As with many of the old gods, Thoth symbolised many things in ancient mythology. Thoth was the scientist, the recorder of time, the judge of truth, the patron of writing, a keeper of magic spells. He was sometimes shown as a man with the head of an ibis, holding a writing palette. The ancient Egyptians also believed that the gift of hieroglyphic writing came from Thoth. He presided at the Weighing of the Heart with Osiris. He was also credited with writing the ancient Egyptian Book of the Dead.
Freud was so intrigued by the Egyptian death rituals and writings that he learnt to read hieroglyphics. Like Thoth, Freud also tried to discover the truth behind human actions, thoughts and emotions.

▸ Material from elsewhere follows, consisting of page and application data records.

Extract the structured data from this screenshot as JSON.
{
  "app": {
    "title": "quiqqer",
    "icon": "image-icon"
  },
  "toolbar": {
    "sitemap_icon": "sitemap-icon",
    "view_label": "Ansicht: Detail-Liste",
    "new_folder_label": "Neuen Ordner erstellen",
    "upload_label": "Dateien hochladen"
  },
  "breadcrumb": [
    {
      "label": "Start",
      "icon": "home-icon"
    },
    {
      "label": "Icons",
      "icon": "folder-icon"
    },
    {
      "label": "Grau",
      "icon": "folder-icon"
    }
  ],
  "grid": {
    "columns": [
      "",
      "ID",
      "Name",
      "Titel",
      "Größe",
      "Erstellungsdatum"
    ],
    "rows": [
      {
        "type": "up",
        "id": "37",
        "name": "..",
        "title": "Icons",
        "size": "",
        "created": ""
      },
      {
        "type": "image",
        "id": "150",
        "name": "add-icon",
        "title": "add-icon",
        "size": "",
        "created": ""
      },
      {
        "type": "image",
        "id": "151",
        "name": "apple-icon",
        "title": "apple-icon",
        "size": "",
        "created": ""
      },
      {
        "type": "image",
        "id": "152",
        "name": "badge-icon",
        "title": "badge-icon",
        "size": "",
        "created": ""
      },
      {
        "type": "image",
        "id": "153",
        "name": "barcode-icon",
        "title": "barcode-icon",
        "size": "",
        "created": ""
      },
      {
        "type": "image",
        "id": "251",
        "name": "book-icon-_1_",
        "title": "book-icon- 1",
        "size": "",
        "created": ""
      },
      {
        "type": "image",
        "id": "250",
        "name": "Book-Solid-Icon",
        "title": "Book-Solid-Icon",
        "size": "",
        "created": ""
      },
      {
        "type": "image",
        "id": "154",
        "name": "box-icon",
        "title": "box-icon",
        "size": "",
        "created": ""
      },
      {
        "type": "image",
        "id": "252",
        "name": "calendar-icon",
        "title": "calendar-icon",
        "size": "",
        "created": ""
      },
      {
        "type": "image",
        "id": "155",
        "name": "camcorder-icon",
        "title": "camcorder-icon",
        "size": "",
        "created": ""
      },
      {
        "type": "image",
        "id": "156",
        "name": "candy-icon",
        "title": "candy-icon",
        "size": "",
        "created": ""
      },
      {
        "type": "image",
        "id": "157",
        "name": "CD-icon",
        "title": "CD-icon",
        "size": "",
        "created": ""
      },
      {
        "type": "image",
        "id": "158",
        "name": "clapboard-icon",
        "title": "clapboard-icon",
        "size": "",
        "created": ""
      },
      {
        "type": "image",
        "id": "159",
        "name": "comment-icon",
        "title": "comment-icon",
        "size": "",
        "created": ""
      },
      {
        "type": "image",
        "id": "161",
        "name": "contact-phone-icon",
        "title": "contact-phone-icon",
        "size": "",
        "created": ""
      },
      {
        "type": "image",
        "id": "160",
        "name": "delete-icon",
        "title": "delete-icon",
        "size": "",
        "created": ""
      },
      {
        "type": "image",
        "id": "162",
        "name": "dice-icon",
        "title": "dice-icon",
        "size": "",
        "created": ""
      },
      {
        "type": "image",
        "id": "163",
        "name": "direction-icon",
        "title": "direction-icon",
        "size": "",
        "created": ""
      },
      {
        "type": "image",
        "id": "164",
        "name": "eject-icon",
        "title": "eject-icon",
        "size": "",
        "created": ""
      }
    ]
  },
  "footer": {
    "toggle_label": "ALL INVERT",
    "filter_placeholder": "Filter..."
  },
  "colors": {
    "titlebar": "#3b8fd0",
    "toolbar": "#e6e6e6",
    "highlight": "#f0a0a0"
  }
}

Like Thoth, Freud was also a writer who recorded what he discovered scientifically.
Die Wahrheit (Truth)
The painted red script, Die Wahrheit translates as “Truth”. This symbolises Freud’s quest to interpret the meaning behind all human actions.
Freud’s original marble statue of Thoth is 220 mm high from the Roman Period in Egypt, about 100 AD. Thoth was one of many statues that had prominence on Freud’s desk, where “my old and grubby gods take part in the work as paperweights.” (Janine Bourke, The Gods of Freud, p.155)
Freud finished writing The Interpretation of Dreams in 1899 and the ancient artefacts had helped Freud confirm his ideas.
One of my original sketches for this painting.
“Thoth, the ibis-headed god of the moon and intellect, was often represented as a seated baboon. The Egyptians believed the baboon was the spirit of Thoth. The orb crowning his head represents the crescent moon. After death, the Egyptians believed that Thoth, because of his scribal duties, was in charge of the scale in the Weighing of the Heart, a ceremony in which the deeds and virtues of the deceased were judged. This small statue was probably an offering during the Classical Period, when Thoth increased in popularity due to his association with the Greek messenger god, Hermes.
Freud would have been interested in the conflict between animal instinct and human intellect in Thoth’s representation as a baboon. In much of his work, Freud sought to examine the influence of instincts, such as sexuality and aggression, on the expression of intellect.” (Freud Museum, London)
Freud was obsessed with his collection of over 2000 ancient artefacts from around the world. Cylinder seals from Mesopotamia, figurines from China, statues from ancient Greece and Rome.
“Freud would come to identify the work of the psychoanalyst with that of the archaeologist, excavating away the layers of the conscious mind to find the ruined palaces and streets on which our mental lives are ultimately founded: the buried traces of memories and desires that linger on in our psychic lives.” (Benjamin Poore, Freud’s collections and “The Unconscious”, The Independent, 10 June 2015)